- October 13, 2018
- Posted by: vmayo
- Category: Artificial intelligence
Portfolio managers make decisions on behalf of investors. Wandering over to the trading desk when they need to access the markets, where dealers will size up the incoming order and call up a reliable bank counterparty to get it done on optimum terms. Within more advanced firms, there may be none of this dialogue, like almost everything. From portfolio management to order entry and execution, done electronically. The humans who remain are merely guardians of the AI (Artificial Intelligence) machines, stepping in when markets get dicey or trades need rerouting.
Automated trading was just the first step
This is a gradual shift that has played out over recent years as automated trading has increased, leveraging Artificial intelligence (AI), and machine-learning techniques to build more intuitive systems that can make trade decisions faster than the blink of an eye. Some investment firms have embraced technology faster than others. But within the next few years, many more could find themselves moving toward the advanced end of the spectrum.
AI offers the potential to automate very low-value repetitive tasks and provide data-driven insights on liquidity and execution. All of which can be very valuable to an investment management trading desk in seeking the best possible deal for investors.
Automated trading is not new, of course. It has been on the rise among the top investment banks for many years, with significant investment in algorithmic tools that used to execute trades according to certain pre-defined criteria. Traders have found they can make cost-savings and reduce market impact in certain circumstances by using smart algorithms rather than relying on human reactions.
AI is investing’s new tech trend of choice
As in other sectors, AI can be used simply to save costs and create efficiencies or it could be used more aggressively to beat the competition. While AI might have the potential to replace human decision-making in fast-moving financial markets. It remains to be seen to what extent financial institutions are willing to hand over the reins to machines.
Artificial Intelligence used simply to save costs and create efficiencies or used more aggressively to beat the competition. The potential for machine-based decision-making on the trading desk now widely accepted. But some believe the investment management function may be the next frontier.
How Artificial Intelligence can drive investment management
Bringing AI to investment management would seem to be a natural progression, however. Automation began originally at the stock exchanges where technology was first used to match buyers and sellers. And after that, it extended gradually to banks with the development of automated trading strategies. But with so many more asset managers than banks, it could take many years for automation to pervade the buy side.
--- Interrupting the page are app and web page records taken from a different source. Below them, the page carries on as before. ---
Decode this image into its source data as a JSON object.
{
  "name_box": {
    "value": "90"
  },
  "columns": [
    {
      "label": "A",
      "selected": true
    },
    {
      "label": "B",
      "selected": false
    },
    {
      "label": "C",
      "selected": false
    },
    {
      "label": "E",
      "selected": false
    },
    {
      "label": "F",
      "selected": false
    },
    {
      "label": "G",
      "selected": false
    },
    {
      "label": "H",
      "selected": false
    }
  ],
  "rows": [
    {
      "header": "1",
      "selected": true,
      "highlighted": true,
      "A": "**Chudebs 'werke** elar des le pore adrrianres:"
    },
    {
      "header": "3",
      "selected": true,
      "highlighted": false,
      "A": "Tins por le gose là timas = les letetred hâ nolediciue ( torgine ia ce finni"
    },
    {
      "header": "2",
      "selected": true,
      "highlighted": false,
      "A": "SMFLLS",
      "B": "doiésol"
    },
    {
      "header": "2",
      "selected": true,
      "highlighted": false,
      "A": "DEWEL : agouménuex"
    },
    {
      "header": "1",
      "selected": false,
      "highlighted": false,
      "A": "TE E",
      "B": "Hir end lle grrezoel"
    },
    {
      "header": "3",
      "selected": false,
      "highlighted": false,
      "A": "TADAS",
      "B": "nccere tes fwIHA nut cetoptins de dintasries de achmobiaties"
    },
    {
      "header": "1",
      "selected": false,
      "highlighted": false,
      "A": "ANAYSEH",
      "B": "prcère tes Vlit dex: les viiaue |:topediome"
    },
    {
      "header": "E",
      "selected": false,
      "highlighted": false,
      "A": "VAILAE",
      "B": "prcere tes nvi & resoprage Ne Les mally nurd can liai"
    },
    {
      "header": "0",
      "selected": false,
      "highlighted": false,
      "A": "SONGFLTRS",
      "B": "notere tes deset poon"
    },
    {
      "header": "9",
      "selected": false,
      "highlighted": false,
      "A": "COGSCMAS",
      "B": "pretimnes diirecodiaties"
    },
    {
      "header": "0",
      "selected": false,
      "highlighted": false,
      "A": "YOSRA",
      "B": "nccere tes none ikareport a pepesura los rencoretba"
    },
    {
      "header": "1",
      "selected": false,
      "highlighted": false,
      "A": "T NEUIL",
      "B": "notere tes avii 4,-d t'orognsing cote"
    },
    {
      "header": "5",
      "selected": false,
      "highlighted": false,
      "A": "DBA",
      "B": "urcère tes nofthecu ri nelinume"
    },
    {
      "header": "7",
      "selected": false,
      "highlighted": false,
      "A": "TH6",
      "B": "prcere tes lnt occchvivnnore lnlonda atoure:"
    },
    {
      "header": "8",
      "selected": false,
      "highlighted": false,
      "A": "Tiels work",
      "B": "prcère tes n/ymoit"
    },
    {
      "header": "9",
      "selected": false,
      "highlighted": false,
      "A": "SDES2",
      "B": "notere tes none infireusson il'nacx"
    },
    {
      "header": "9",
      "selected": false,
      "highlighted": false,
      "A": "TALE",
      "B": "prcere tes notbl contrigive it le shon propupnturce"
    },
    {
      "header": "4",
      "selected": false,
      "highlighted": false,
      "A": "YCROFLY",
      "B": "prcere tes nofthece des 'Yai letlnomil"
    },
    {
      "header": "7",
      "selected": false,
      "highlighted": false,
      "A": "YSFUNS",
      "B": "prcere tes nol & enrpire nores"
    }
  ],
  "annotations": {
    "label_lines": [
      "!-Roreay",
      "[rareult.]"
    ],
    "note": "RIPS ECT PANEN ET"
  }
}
The trading world already highly automated, but applying AI to Investment Management is much more complicated. Markets are always changing, so the strategies that worked yesterday won’t necessarily work tomorrow, and data is much more limited.
Increased adoption of Artificial Intelligence will ultimately rely on individual firms building the necessary knowledge base. And embedding a culture that embraces innovation to progress and competes in modern financial markets. This could well be a gradual, generational shift. Knowledge will be a major barrier because investment firms don’t typically employ large numbers of engineers. And have limited experience in statistics and mathematics, which are key components of AI. Beyond the early adopters, it will be a long time before we see machines replacing humans on a widespread basis.